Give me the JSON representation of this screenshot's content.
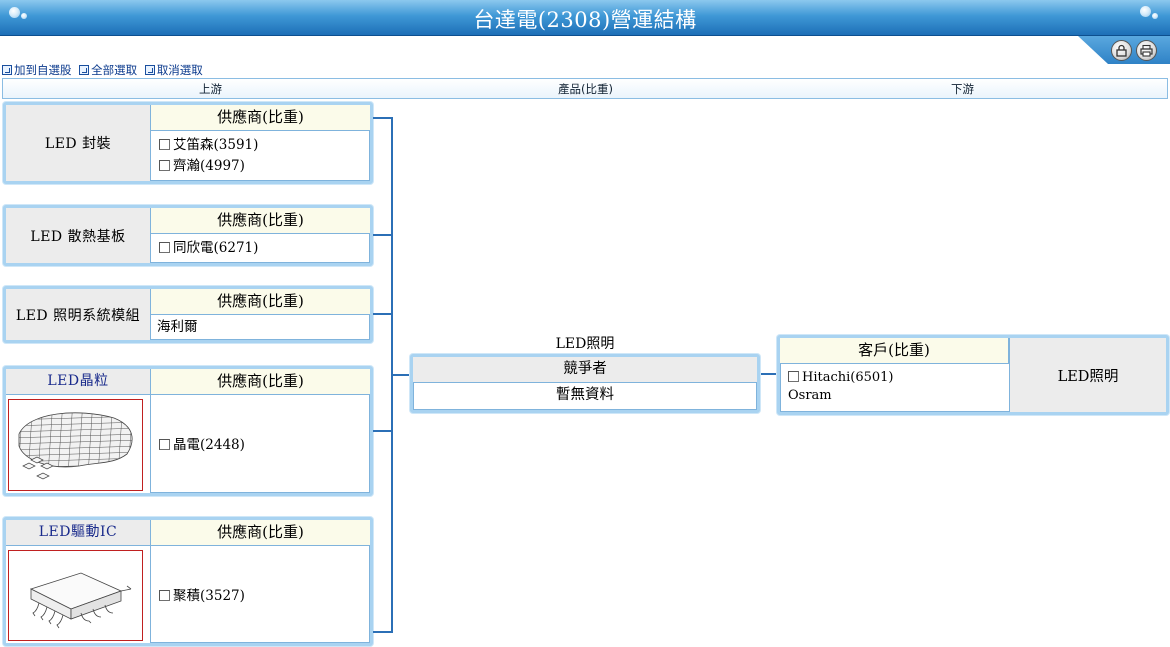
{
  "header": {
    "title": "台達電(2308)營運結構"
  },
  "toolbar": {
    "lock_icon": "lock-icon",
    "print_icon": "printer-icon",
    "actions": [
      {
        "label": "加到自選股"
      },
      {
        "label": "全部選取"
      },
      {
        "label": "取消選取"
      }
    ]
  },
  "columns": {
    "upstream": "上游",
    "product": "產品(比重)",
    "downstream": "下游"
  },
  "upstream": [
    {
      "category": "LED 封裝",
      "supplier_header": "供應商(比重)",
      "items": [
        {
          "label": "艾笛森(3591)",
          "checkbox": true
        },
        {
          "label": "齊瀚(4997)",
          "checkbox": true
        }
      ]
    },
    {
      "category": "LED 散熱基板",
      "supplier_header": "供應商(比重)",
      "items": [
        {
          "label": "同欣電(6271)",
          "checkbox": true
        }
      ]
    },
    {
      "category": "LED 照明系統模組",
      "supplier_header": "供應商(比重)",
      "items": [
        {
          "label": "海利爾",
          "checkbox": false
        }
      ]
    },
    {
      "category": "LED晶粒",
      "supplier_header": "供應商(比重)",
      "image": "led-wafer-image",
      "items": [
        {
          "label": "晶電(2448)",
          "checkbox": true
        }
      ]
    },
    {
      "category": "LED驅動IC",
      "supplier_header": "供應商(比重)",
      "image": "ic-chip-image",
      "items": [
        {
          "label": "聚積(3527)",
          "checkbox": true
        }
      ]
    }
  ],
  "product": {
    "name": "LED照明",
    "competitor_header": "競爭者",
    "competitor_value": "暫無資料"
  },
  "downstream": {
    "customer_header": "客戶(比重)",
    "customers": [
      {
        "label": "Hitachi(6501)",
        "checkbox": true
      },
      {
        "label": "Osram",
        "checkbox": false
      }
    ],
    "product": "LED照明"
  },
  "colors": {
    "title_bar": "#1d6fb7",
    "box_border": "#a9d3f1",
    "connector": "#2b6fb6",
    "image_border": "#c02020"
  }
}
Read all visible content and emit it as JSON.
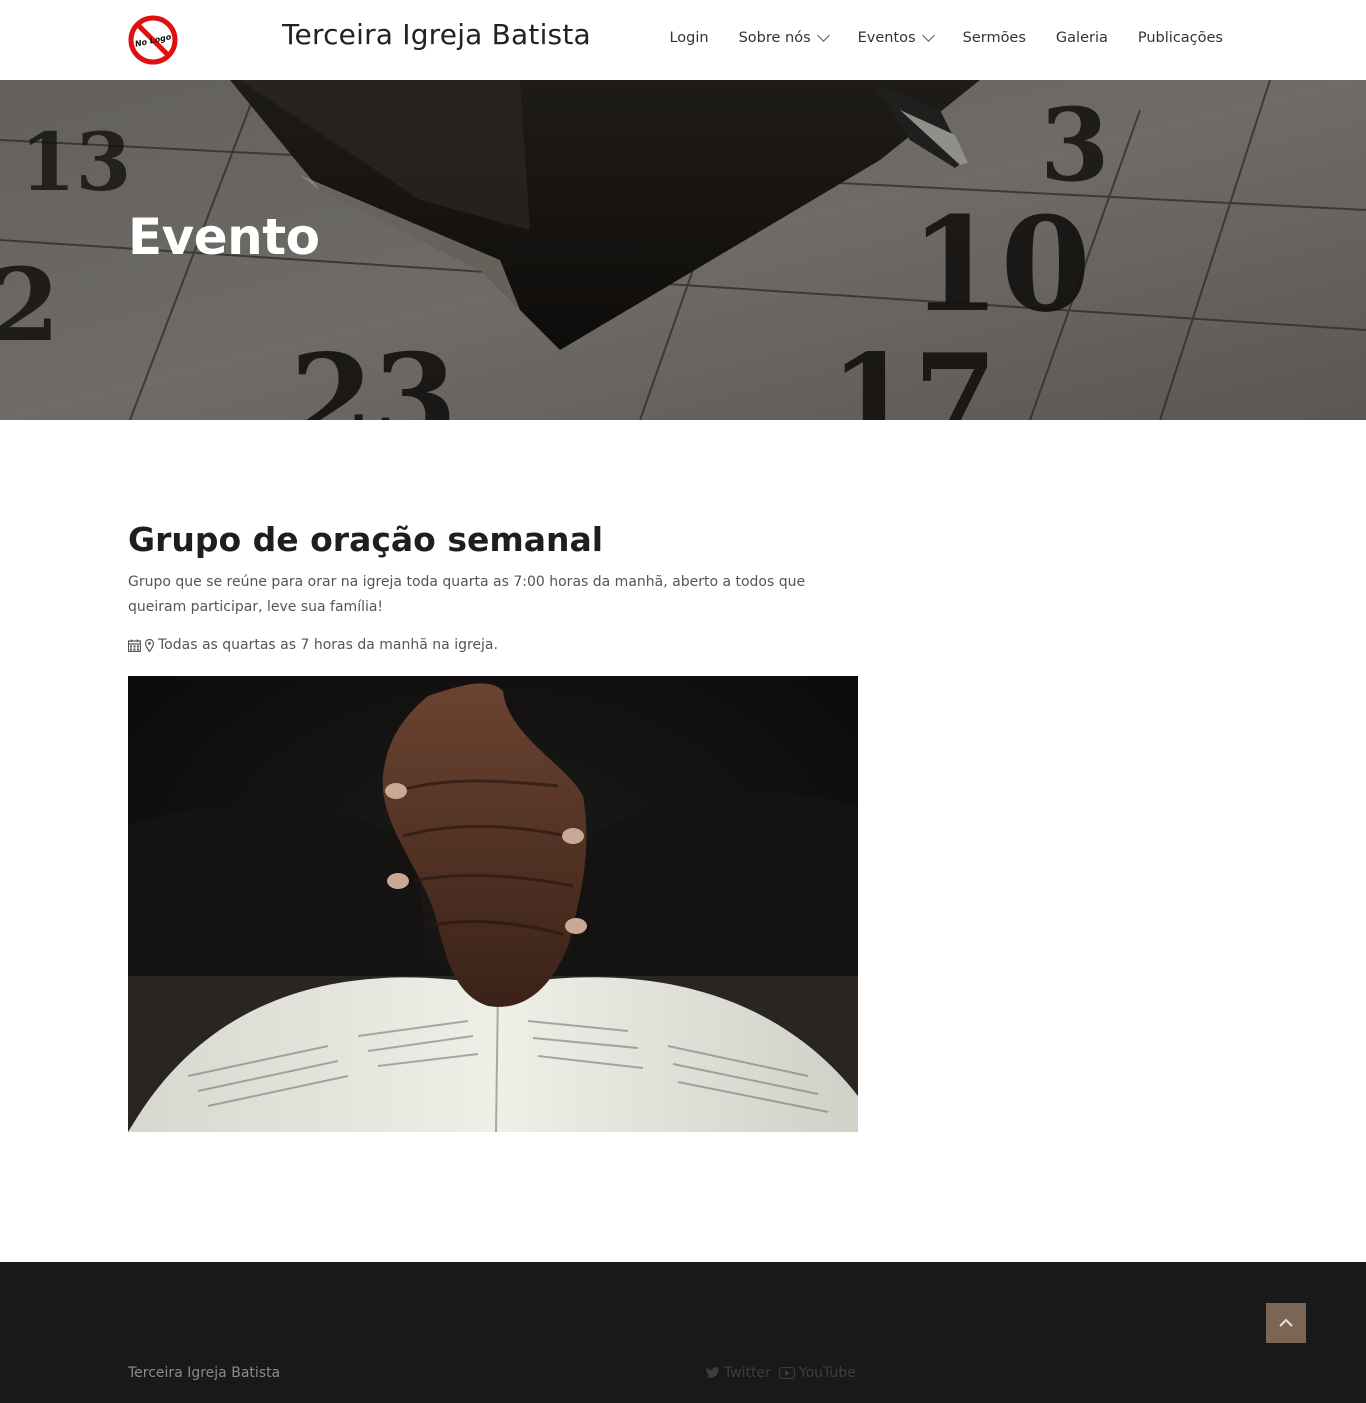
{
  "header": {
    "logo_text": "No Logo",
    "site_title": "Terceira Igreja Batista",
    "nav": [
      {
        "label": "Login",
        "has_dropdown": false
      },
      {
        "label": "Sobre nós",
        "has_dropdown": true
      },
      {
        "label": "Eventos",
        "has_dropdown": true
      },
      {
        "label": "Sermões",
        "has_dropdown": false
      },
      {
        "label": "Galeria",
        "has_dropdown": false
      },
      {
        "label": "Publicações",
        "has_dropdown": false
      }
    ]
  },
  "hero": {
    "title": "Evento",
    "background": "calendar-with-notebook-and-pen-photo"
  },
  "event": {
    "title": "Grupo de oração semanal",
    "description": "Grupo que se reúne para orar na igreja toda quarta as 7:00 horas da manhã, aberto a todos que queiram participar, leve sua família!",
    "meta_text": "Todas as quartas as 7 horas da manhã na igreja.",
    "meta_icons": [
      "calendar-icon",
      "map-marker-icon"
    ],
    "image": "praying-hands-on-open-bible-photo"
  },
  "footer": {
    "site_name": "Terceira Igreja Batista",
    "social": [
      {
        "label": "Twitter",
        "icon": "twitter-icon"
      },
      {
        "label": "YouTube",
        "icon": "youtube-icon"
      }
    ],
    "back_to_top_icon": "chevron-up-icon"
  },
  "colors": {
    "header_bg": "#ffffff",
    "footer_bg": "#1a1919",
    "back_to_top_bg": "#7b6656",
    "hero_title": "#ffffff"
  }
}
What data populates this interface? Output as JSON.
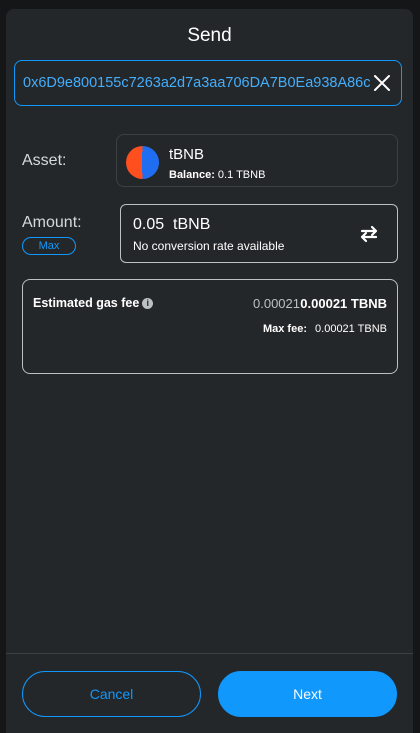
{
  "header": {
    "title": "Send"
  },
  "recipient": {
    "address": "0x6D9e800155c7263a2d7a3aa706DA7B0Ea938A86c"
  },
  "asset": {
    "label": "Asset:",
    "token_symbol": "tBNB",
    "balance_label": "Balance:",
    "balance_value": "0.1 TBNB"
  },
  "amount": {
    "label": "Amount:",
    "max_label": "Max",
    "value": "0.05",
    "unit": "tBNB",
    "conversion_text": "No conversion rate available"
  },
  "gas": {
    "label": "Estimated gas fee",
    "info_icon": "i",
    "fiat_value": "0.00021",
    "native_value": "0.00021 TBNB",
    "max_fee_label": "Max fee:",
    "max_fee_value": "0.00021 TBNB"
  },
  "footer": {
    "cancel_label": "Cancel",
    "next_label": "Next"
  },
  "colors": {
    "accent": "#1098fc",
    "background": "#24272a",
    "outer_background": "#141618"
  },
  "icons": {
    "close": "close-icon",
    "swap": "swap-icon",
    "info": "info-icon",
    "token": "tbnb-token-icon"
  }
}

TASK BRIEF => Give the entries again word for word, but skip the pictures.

TASK ANSWER =>
Give me the JSON representation of this screenshot's content.
{
  "header": {
    "title": "台達電(2308)營運結構"
  },
  "toolbar": {
    "lock_icon": "lock-icon",
    "print_icon": "printer-icon",
    "actions": [
      {
        "label": "加到自選股"
      },
      {
        "label": "全部選取"
      },
      {
        "label": "取消選取"
      }
    ]
  },
  "columns": {
    "upstream": "上游",
    "product": "產品(比重)",
    "downstream": "下游"
  },
  "upstream": [
    {
      "category": "LED 封裝",
      "supplier_header": "供應商(比重)",
      "items": [
        {
          "label": "艾笛森(3591)",
          "checkbox": true
        },
        {
          "label": "齊瀚(4997)",
          "checkbox": true
        }
      ]
    },
    {
      "category": "LED 散熱基板",
      "supplier_header": "供應商(比重)",
      "items": [
        {
          "label": "同欣電(6271)",
          "checkbox": true
        }
      ]
    },
    {
      "category": "LED 照明系統模組",
      "supplier_header": "供應商(比重)",
      "items": [
        {
          "label": "海利爾",
          "checkbox": false
        }
      ]
    },
    {
      "category": "LED晶粒",
      "supplier_header": "供應商(比重)",
      "image": "led-wafer-image",
      "items": [
        {
          "label": "晶電(2448)",
          "checkbox": true
        }
      ]
    },
    {
      "category": "LED驅動IC",
      "supplier_header": "供應商(比重)",
      "image": "ic-chip-image",
      "items": [
        {
          "label": "聚積(3527)",
          "checkbox": true
        }
      ]
    }
  ],
  "product": {
    "name": "LED照明",
    "competitor_header": "競爭者",
    "competitor_value": "暫無資料"
  },
  "downstream": {
    "customer_header": "客戶(比重)",
    "customers": [
      {
        "label": "Hitachi(6501)",
        "checkbox": true
      },
      {
        "label": "Osram",
        "checkbox": false
      }
    ],
    "product": "LED照明"
  },
  "colors": {
    "title_bar": "#1d6fb7",
    "box_border": "#a9d3f1",
    "connector": "#2b6fb6",
    "image_border": "#c02020"
  }
}
Read all visible content and emit it as JSON.
{
  "header": {
    "logo_text": "No Logo",
    "site_title": "Terceira Igreja Batista",
    "nav": [
      {
        "label": "Login",
        "has_dropdown": false
      },
      {
        "label": "Sobre nós",
        "has_dropdown": true
      },
      {
        "label": "Eventos",
        "has_dropdown": true
      },
      {
        "label": "Sermões",
        "has_dropdown": false
      },
      {
        "label": "Galeria",
        "has_dropdown": false
      },
      {
        "label": "Publicações",
        "has_dropdown": false
      }
    ]
  },
  "hero": {
    "title": "Evento",
    "background": "calendar-with-notebook-and-pen-photo"
  },
  "event": {
    "title": "Grupo de oração semanal",
    "description": "Grupo que se reúne para orar na igreja toda quarta as 7:00 horas da manhã, aberto a todos que queiram participar, leve sua família!",
    "meta_text": "Todas as quartas as 7 horas da manhã na igreja.",
    "meta_icons": [
      "calendar-icon",
      "map-marker-icon"
    ],
    "image": "praying-hands-on-open-bible-photo"
  },
  "footer": {
    "site_name": "Terceira Igreja Batista",
    "social": [
      {
        "label": "Twitter",
        "icon": "twitter-icon"
      },
      {
        "label": "YouTube",
        "icon": "youtube-icon"
      }
    ],
    "back_to_top_icon": "chevron-up-icon"
  },
  "colors": {
    "header_bg": "#ffffff",
    "footer_bg": "#1a1919",
    "back_to_top_bg": "#7b6656",
    "hero_title": "#ffffff"
  }
}
What data populates this interface? Output as JSON.
{
  "header": {
    "title": "Send"
  },
  "recipient": {
    "address": "0x6D9e800155c7263a2d7a3aa706DA7B0Ea938A86c"
  },
  "asset": {
    "label": "Asset:",
    "token_symbol": "tBNB",
    "balance_label": "Balance:",
    "balance_value": "0.1 TBNB"
  },
  "amount": {
    "label": "Amount:",
    "max_label": "Max",
    "value": "0.05",
    "unit": "tBNB",
    "conversion_text": "No conversion rate available"
  },
  "gas": {
    "label": "Estimated gas fee",
    "info_icon": "i",
    "fiat_value": "0.00021",
    "native_value": "0.00021 TBNB",
    "max_fee_label": "Max fee:",
    "max_fee_value": "0.00021 TBNB"
  },
  "footer": {
    "cancel_label": "Cancel",
    "next_label": "Next"
  },
  "colors": {
    "accent": "#1098fc",
    "background": "#24272a",
    "outer_background": "#141618"
  },
  "icons": {
    "close": "close-icon",
    "swap": "swap-icon",
    "info": "info-icon",
    "token": "tbnb-token-icon"
  }
}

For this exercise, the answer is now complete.